Records provided -
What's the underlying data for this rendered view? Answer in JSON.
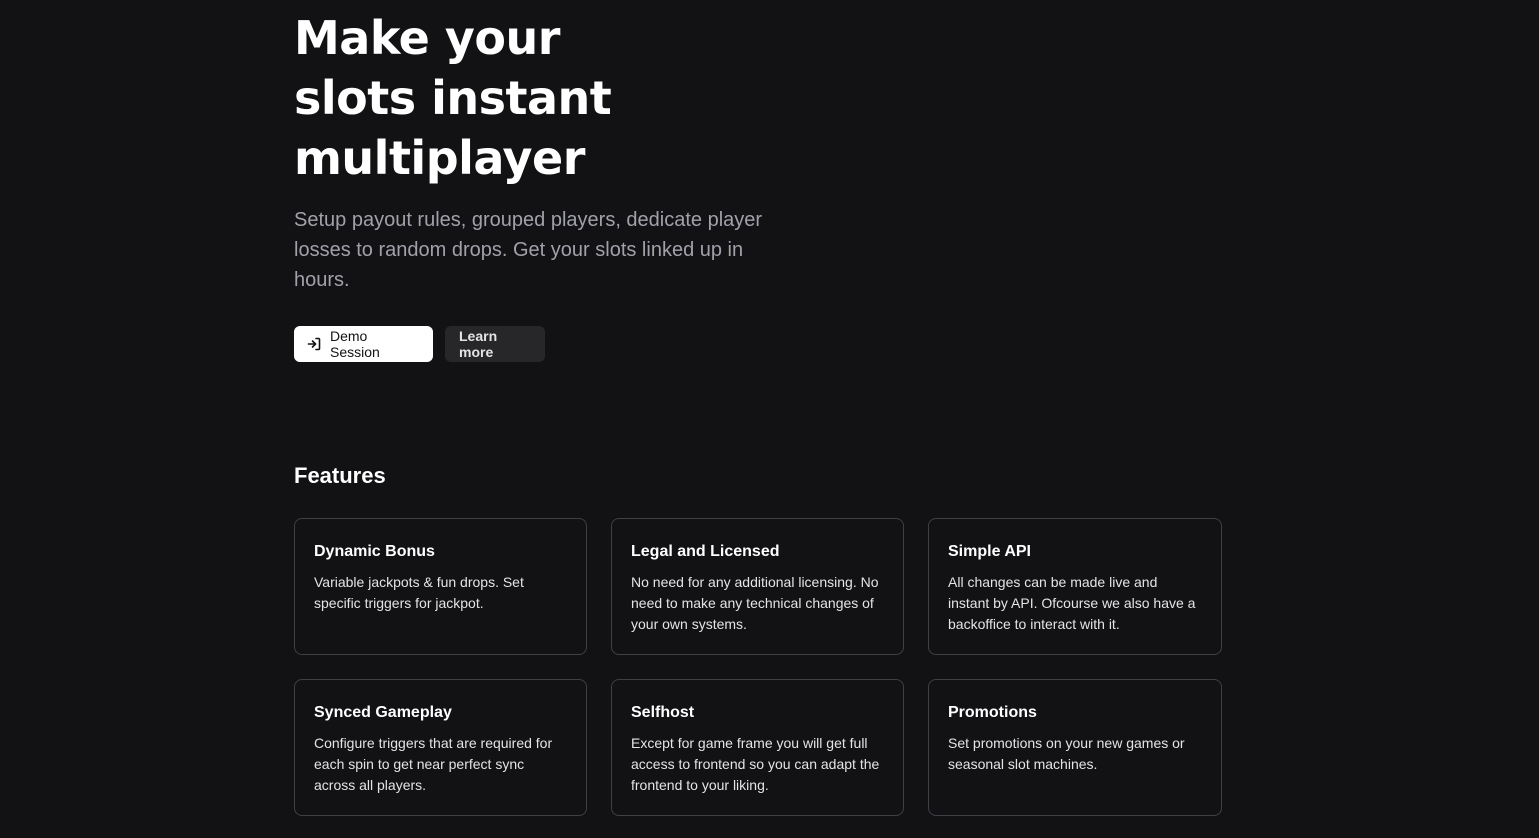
{
  "hero": {
    "title_lines": [
      "Make your",
      "slots instant",
      "multiplayer"
    ],
    "subtitle": "Setup payout rules, grouped players, dedicate player losses to random drops. Get your slots linked up in hours.",
    "primary_button": {
      "label": "Demo Session",
      "icon": "login-arrow-icon"
    },
    "secondary_button": {
      "label": "Learn more"
    }
  },
  "features": {
    "title": "Features",
    "items": [
      {
        "title": "Dynamic Bonus",
        "description": "Variable jackpots & fun drops. Set specific triggers for jackpot."
      },
      {
        "title": "Legal and Licensed",
        "description": "No need for any additional licensing. No need to make any technical changes of your own systems."
      },
      {
        "title": "Simple API",
        "description": "All changes can be made live and instant by API. Ofcourse we also have a backoffice to interact with it."
      },
      {
        "title": "Synced Gameplay",
        "description": "Configure triggers that are required for each spin to get near perfect sync across all players."
      },
      {
        "title": "Selfhost",
        "description": "Except for game frame you will get full access to frontend so you can adapt the frontend to your liking."
      },
      {
        "title": "Promotions",
        "description": "Set promotions on your new games or seasonal slot machines."
      }
    ]
  },
  "colors": {
    "background": "#121214",
    "text_primary": "#ffffff",
    "text_muted": "#a1a1aa",
    "card_border": "#3f3f46",
    "secondary_button_bg": "#27272a"
  }
}
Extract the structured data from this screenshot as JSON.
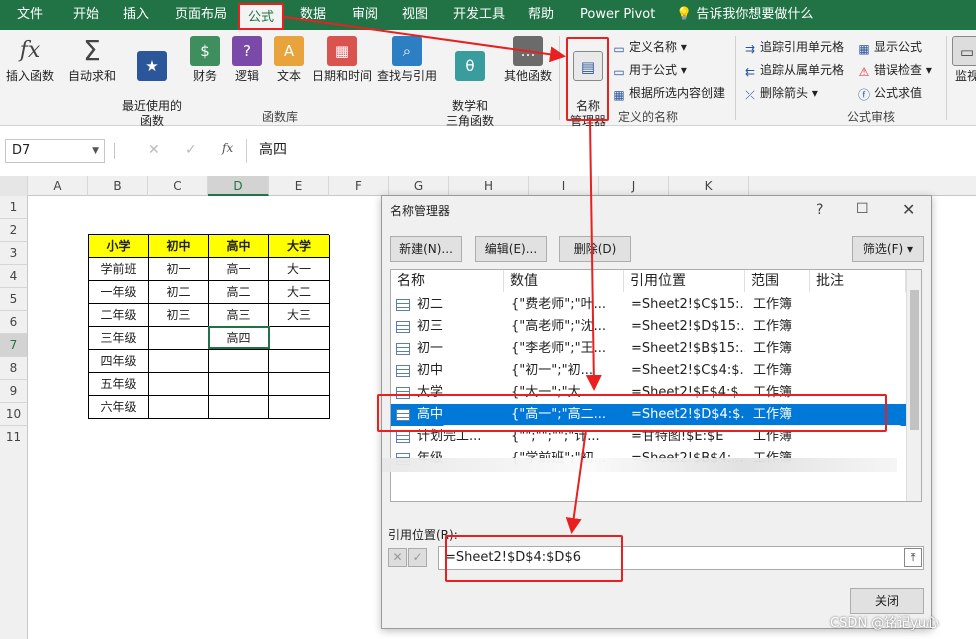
{
  "menu_tabs": [
    "文件",
    "开始",
    "插入",
    "页面布局",
    "公式",
    "数据",
    "审阅",
    "视图",
    "开发工具",
    "帮助",
    "Power Pivot",
    "告诉我你想要做什么"
  ],
  "ribbon": {
    "function_library": [
      "插入函数",
      "自动求和",
      "最近使用的\n函数",
      "财务",
      "逻辑",
      "文本",
      "日期和时间",
      "查找与引用",
      "数学和\n三角函数",
      "其他函数"
    ],
    "function_library_label": "函数库",
    "name_manager": "名称\n管理器",
    "defined_names": [
      "定义名称",
      "用于公式",
      "根据所选内容创建"
    ],
    "defined_names_label": "定义的名称",
    "auditing": [
      "追踪引用单元格",
      "追踪从属单元格",
      "删除箭头",
      "显示公式",
      "错误检查",
      "公式求值"
    ],
    "auditing_label": "公式审核",
    "watch": "监视"
  },
  "formula_bar": {
    "name_box": "D7",
    "fx": "fx",
    "value": "高四"
  },
  "columns": [
    "A",
    "B",
    "C",
    "D",
    "E",
    "F",
    "G",
    "H",
    "I",
    "J",
    "K"
  ],
  "rows": [
    "1",
    "2",
    "3",
    "4",
    "5",
    "6",
    "7",
    "8",
    "9",
    "10",
    "11"
  ],
  "table": {
    "headers": [
      "小学",
      "初中",
      "高中",
      "大学"
    ],
    "rows": [
      [
        "学前班",
        "初一",
        "高一",
        "大一"
      ],
      [
        "一年级",
        "初二",
        "高二",
        "大二"
      ],
      [
        "二年级",
        "初三",
        "高三",
        "大三"
      ],
      [
        "三年级",
        "",
        "高四",
        ""
      ],
      [
        "四年级",
        "",
        "",
        ""
      ],
      [
        "五年级",
        "",
        "",
        ""
      ],
      [
        "六年级",
        "",
        "",
        ""
      ]
    ]
  },
  "dialog": {
    "title": "名称管理器",
    "buttons": {
      "new": "新建(N)...",
      "edit": "编辑(E)...",
      "delete": "删除(D)",
      "filter": "筛选(F)",
      "close": "关闭"
    },
    "columns": [
      "名称",
      "数值",
      "引用位置",
      "范围",
      "批注"
    ],
    "rows": [
      {
        "name": "初二",
        "value": "{\"费老师\";\"叶...",
        "ref": "=Sheet2!$C$15:...",
        "scope": "工作簿"
      },
      {
        "name": "初三",
        "value": "{\"高老师\";\"沈...",
        "ref": "=Sheet2!$D$15:...",
        "scope": "工作簿"
      },
      {
        "name": "初一",
        "value": "{\"李老师\";\"王...",
        "ref": "=Sheet2!$B$15:...",
        "scope": "工作簿"
      },
      {
        "name": "初中",
        "value": "{\"初一\";\"初...",
        "ref": "=Sheet2!$C$4:$...",
        "scope": "工作簿"
      },
      {
        "name": "大学",
        "value": "{\"大一\";\"大...",
        "ref": "=Sheet2!$E$4:$...",
        "scope": "工作簿"
      },
      {
        "name": "高中",
        "value": "{\"高一\";\"高二...",
        "ref": "=Sheet2!$D$4:$...",
        "scope": "工作簿"
      },
      {
        "name": "计划完工...",
        "value": "{\"\";\"\";\"\";\"计...",
        "ref": "=甘特图!$E:$E",
        "scope": "工作簿"
      },
      {
        "name": "年级",
        "value": "{\"学前班\";\"初...",
        "ref": "=Sheet2!$B$4:...",
        "scope": "工作簿"
      }
    ],
    "ref_label": "引用位置(R):",
    "ref_value": "=Sheet2!$D$4:$D$6"
  },
  "watermark": "CSDN @铭记yu心",
  "accent_color": "#217346",
  "highlight_color": "#e8201f"
}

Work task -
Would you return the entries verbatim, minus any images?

Your response -
What's the underlying data for this rendered view? Answer in JSON.
{
  "hero": {
    "title_lines": [
      "Make your",
      "slots instant",
      "multiplayer"
    ],
    "subtitle": "Setup payout rules, grouped players, dedicate player losses to random drops. Get your slots linked up in hours.",
    "primary_button": {
      "label": "Demo Session",
      "icon": "login-arrow-icon"
    },
    "secondary_button": {
      "label": "Learn more"
    }
  },
  "features": {
    "title": "Features",
    "items": [
      {
        "title": "Dynamic Bonus",
        "description": "Variable jackpots & fun drops. Set specific triggers for jackpot."
      },
      {
        "title": "Legal and Licensed",
        "description": "No need for any additional licensing. No need to make any technical changes of your own systems."
      },
      {
        "title": "Simple API",
        "description": "All changes can be made live and instant by API. Ofcourse we also have a backoffice to interact with it."
      },
      {
        "title": "Synced Gameplay",
        "description": "Configure triggers that are required for each spin to get near perfect sync across all players."
      },
      {
        "title": "Selfhost",
        "description": "Except for game frame you will get full access to frontend so you can adapt the frontend to your liking."
      },
      {
        "title": "Promotions",
        "description": "Set promotions on your new games or seasonal slot machines."
      }
    ]
  },
  "colors": {
    "background": "#121214",
    "text_primary": "#ffffff",
    "text_muted": "#a1a1aa",
    "card_border": "#3f3f46",
    "secondary_button_bg": "#27272a"
  }
}
Extract the structured data from this screenshot as JSON.
{
  "menu_tabs": [
    "文件",
    "开始",
    "插入",
    "页面布局",
    "公式",
    "数据",
    "审阅",
    "视图",
    "开发工具",
    "帮助",
    "Power Pivot",
    "告诉我你想要做什么"
  ],
  "ribbon": {
    "function_library": [
      "插入函数",
      "自动求和",
      "最近使用的\n函数",
      "财务",
      "逻辑",
      "文本",
      "日期和时间",
      "查找与引用",
      "数学和\n三角函数",
      "其他函数"
    ],
    "function_library_label": "函数库",
    "name_manager": "名称\n管理器",
    "defined_names": [
      "定义名称",
      "用于公式",
      "根据所选内容创建"
    ],
    "defined_names_label": "定义的名称",
    "auditing": [
      "追踪引用单元格",
      "追踪从属单元格",
      "删除箭头",
      "显示公式",
      "错误检查",
      "公式求值"
    ],
    "auditing_label": "公式审核",
    "watch": "监视"
  },
  "formula_bar": {
    "name_box": "D7",
    "fx": "fx",
    "value": "高四"
  },
  "columns": [
    "A",
    "B",
    "C",
    "D",
    "E",
    "F",
    "G",
    "H",
    "I",
    "J",
    "K"
  ],
  "rows": [
    "1",
    "2",
    "3",
    "4",
    "5",
    "6",
    "7",
    "8",
    "9",
    "10",
    "11"
  ],
  "table": {
    "headers": [
      "小学",
      "初中",
      "高中",
      "大学"
    ],
    "rows": [
      [
        "学前班",
        "初一",
        "高一",
        "大一"
      ],
      [
        "一年级",
        "初二",
        "高二",
        "大二"
      ],
      [
        "二年级",
        "初三",
        "高三",
        "大三"
      ],
      [
        "三年级",
        "",
        "高四",
        ""
      ],
      [
        "四年级",
        "",
        "",
        ""
      ],
      [
        "五年级",
        "",
        "",
        ""
      ],
      [
        "六年级",
        "",
        "",
        ""
      ]
    ]
  },
  "dialog": {
    "title": "名称管理器",
    "buttons": {
      "new": "新建(N)...",
      "edit": "编辑(E)...",
      "delete": "删除(D)",
      "filter": "筛选(F)",
      "close": "关闭"
    },
    "columns": [
      "名称",
      "数值",
      "引用位置",
      "范围",
      "批注"
    ],
    "rows": [
      {
        "name": "初二",
        "value": "{\"费老师\";\"叶...",
        "ref": "=Sheet2!$C$15:...",
        "scope": "工作簿"
      },
      {
        "name": "初三",
        "value": "{\"高老师\";\"沈...",
        "ref": "=Sheet2!$D$15:...",
        "scope": "工作簿"
      },
      {
        "name": "初一",
        "value": "{\"李老师\";\"王...",
        "ref": "=Sheet2!$B$15:...",
        "scope": "工作簿"
      },
      {
        "name": "初中",
        "value": "{\"初一\";\"初...",
        "ref": "=Sheet2!$C$4:$...",
        "scope": "工作簿"
      },
      {
        "name": "大学",
        "value": "{\"大一\";\"大...",
        "ref": "=Sheet2!$E$4:$...",
        "scope": "工作簿"
      },
      {
        "name": "高中",
        "value": "{\"高一\";\"高二...",
        "ref": "=Sheet2!$D$4:$...",
        "scope": "工作簿"
      },
      {
        "name": "计划完工...",
        "value": "{\"\";\"\";\"\";\"计...",
        "ref": "=甘特图!$E:$E",
        "scope": "工作簿"
      },
      {
        "name": "年级",
        "value": "{\"学前班\";\"初...",
        "ref": "=Sheet2!$B$4:...",
        "scope": "工作簿"
      }
    ],
    "ref_label": "引用位置(R):",
    "ref_value": "=Sheet2!$D$4:$D$6"
  },
  "watermark": "CSDN @铭记yu心",
  "accent_color": "#217346",
  "highlight_color": "#e8201f"
}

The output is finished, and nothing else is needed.